There were two truths I had overlooked:
1. I can not control other people’s thoughts.
I could not make my kids think of certain things so that they would feel certain ways. Even if I cleared their paths so their lives were pretty drama-free, they still could choose thoughts that would cause them to feel difficult emotions.
Remember, the Thought Model — it’s their thoughts that create their feelings, not the things that happen in their lives.
2. Everyone faces adversity.
Thriving, confident young adults do not emerge from childhoods of having everything handed to them on silver platters and with no adversity. Look around at the people you admire.
They’ve had challenging experiences that they’ve moved through and learned from. Thriving confident adults develop from having difficult experiences in supportive homes where they learn from them.
So, how do we do this?
The good news is, once you learn how to process your emotions, you can teach your kids how to process theirs. The steps are the same, regardless of age.
Otherwise, if you’ve been listening for a while, you know that the thoughts we focus on, create the feelings we feel. What’s happening is that the thoughts we focus on releasing a chemical in our brain that creates the energy of basic emotions in our body.
Emotions are energy in motion and emotions are actually energy in your body. They can not be wished away. Once the energy is in your body, it needs to be processed.
What that means is if your child is upset, it does not help to say, “You shouldn’t be upset about that.” Or if they say they’re scared, it does not help to say, “That silly thing? You shouldn’t be scared.”
The energy from the emotion is already in their body and needs to be released.
How many times have you done this to yourself as an adult? Told yourself you “shouldn’t” be upset, disappointed, or nervous, even though you were?
News flash: it doesn’t work on us and it doesn’t work on them. Once you’ve focused on the thought that releases the energy of the emotion, the emotion must be processed. So, the million-dollar question is: How do we process our emotions?

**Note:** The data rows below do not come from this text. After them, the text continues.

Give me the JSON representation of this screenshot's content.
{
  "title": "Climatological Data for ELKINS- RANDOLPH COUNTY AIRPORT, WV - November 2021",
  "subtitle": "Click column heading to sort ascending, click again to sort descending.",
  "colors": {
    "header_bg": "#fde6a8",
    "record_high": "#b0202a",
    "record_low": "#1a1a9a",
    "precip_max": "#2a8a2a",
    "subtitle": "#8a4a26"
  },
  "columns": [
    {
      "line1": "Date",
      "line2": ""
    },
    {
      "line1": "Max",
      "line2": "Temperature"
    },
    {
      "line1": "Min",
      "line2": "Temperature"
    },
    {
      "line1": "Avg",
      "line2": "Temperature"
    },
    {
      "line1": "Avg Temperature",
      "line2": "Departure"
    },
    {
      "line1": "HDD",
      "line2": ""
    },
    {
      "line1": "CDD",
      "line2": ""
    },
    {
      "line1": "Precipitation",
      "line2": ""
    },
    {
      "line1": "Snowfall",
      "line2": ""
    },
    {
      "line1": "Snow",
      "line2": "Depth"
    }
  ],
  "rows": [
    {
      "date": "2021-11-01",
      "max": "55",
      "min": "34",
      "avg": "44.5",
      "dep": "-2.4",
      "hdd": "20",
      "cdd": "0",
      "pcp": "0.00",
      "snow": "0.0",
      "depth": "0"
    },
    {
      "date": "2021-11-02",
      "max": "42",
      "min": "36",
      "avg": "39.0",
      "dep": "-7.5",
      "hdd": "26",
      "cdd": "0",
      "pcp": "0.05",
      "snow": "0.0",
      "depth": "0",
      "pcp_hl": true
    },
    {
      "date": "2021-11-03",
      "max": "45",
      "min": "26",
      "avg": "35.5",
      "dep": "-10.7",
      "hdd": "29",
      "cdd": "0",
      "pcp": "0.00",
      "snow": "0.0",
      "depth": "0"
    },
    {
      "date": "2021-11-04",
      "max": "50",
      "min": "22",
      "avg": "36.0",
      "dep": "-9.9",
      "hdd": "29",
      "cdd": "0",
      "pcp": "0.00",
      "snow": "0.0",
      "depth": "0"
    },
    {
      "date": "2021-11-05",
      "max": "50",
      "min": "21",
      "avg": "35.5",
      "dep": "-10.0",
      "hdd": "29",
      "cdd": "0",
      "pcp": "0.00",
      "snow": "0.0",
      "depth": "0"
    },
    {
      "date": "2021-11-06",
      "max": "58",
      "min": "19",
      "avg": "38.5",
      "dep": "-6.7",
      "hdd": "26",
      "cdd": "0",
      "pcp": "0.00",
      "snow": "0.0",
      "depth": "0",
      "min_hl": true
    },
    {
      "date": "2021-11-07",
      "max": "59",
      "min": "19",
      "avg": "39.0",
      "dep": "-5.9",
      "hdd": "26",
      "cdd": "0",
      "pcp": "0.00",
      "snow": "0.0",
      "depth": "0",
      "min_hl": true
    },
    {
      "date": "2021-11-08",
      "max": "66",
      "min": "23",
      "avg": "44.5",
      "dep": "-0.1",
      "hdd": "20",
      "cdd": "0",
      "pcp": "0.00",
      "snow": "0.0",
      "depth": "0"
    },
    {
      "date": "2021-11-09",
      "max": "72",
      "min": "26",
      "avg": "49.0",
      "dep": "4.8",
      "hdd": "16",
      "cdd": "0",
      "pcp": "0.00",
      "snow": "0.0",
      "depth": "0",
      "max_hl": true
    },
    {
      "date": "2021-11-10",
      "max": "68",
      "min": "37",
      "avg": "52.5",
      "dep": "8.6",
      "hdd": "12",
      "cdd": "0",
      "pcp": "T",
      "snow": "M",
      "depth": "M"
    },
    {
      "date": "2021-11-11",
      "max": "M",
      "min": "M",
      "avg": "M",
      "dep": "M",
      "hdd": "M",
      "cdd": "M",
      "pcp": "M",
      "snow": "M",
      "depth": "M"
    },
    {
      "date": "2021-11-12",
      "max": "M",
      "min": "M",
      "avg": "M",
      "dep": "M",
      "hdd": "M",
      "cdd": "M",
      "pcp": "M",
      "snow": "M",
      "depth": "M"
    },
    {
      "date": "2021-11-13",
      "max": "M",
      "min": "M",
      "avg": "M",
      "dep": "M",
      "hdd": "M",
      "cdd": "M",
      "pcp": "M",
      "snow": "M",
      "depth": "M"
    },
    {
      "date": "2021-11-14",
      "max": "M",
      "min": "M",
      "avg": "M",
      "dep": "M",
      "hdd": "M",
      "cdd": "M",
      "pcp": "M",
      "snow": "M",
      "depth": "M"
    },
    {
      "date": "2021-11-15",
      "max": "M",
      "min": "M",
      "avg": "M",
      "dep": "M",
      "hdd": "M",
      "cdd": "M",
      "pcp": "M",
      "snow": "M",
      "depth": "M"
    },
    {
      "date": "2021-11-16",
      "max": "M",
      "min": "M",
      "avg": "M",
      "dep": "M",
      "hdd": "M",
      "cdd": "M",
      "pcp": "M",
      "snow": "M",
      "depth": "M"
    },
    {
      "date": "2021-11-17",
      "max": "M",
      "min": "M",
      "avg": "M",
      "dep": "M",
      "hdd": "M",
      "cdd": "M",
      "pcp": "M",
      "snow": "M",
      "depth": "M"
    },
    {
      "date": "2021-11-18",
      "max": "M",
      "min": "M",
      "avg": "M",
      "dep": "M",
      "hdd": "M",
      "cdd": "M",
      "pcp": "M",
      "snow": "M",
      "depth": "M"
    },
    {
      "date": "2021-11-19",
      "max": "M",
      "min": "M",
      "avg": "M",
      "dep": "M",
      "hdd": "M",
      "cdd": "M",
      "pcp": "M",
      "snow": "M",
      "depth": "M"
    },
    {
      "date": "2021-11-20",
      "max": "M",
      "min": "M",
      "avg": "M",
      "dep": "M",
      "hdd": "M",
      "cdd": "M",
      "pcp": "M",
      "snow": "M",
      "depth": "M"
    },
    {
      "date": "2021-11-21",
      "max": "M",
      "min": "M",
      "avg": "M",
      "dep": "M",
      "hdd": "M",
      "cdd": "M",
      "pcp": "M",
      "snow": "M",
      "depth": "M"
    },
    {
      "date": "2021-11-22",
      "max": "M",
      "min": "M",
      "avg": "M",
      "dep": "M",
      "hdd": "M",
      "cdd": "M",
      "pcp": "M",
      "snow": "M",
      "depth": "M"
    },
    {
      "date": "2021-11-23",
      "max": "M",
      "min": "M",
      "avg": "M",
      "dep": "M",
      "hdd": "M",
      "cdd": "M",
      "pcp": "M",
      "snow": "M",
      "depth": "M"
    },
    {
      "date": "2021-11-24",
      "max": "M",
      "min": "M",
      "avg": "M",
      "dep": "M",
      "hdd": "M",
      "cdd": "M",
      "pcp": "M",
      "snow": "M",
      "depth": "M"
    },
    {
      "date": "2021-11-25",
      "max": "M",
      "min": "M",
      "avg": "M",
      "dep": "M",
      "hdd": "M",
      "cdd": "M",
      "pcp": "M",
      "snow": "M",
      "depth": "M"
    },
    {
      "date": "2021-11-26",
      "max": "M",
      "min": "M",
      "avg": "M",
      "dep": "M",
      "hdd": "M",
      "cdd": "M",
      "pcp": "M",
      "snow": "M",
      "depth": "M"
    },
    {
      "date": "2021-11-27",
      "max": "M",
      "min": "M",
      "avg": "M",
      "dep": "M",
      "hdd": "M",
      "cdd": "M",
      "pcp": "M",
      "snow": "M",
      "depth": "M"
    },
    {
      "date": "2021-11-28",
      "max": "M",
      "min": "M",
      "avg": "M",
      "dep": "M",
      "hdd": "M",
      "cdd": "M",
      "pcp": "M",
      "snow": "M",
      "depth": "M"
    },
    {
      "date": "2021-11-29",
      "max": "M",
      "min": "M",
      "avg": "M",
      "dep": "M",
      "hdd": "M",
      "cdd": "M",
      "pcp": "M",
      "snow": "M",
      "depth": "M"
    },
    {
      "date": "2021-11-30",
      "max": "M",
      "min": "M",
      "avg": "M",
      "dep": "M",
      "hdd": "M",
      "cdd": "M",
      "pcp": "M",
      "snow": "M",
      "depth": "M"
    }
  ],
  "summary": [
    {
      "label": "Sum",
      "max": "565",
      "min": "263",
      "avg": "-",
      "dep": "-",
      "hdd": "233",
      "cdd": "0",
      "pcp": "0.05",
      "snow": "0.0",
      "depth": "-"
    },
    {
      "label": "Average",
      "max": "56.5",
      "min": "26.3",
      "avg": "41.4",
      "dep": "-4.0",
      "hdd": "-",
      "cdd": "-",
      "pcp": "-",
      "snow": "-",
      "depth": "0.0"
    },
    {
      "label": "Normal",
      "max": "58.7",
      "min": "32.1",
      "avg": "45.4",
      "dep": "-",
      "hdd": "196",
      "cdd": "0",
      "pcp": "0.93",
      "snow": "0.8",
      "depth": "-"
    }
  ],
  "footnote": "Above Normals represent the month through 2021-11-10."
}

“Emotional intelligence simply means managing your mental state for a positive result.” – David Atta
Processing an emotion and deepening your own emotional intelligence takes 3 steps.
1. Name it.
Feelings are one word. Say what you feel. Get a list started and hang it on the fridge.
2. Describe it.
Emotions are energy in your body. Where do you feel the feeling? What does sadness feel like? What does loneliness feel like?
I encourage my kids to explain the physical feeling of the emotion in detail as if they were explaining it to an alien who had never felt that emotion before. Where exactly do they feel it in their bodies? Is it hot? Cold? Tight? The more descriptive the better.
3. Sit with it.
Allow yourself to feel the emotion. The physical sensation of the feeling is not acutely painful. You are capable of feeling it though we are accustomed to resisting this step.
Sit and allow the energy to move through you. Emotions come in waves — they come and they go. Instead of explaining why you’re feeling what you’re feeling, judging it, or resisting it, sit with it. Experience it.
I like to put my hand on my heart when I’m feeling a more difficult emotion and lift my hands to the sky when I’m feeling a joyous experience.
This is the beauty of being human. We are here to feel our emotions. Feel your life. Live your experience.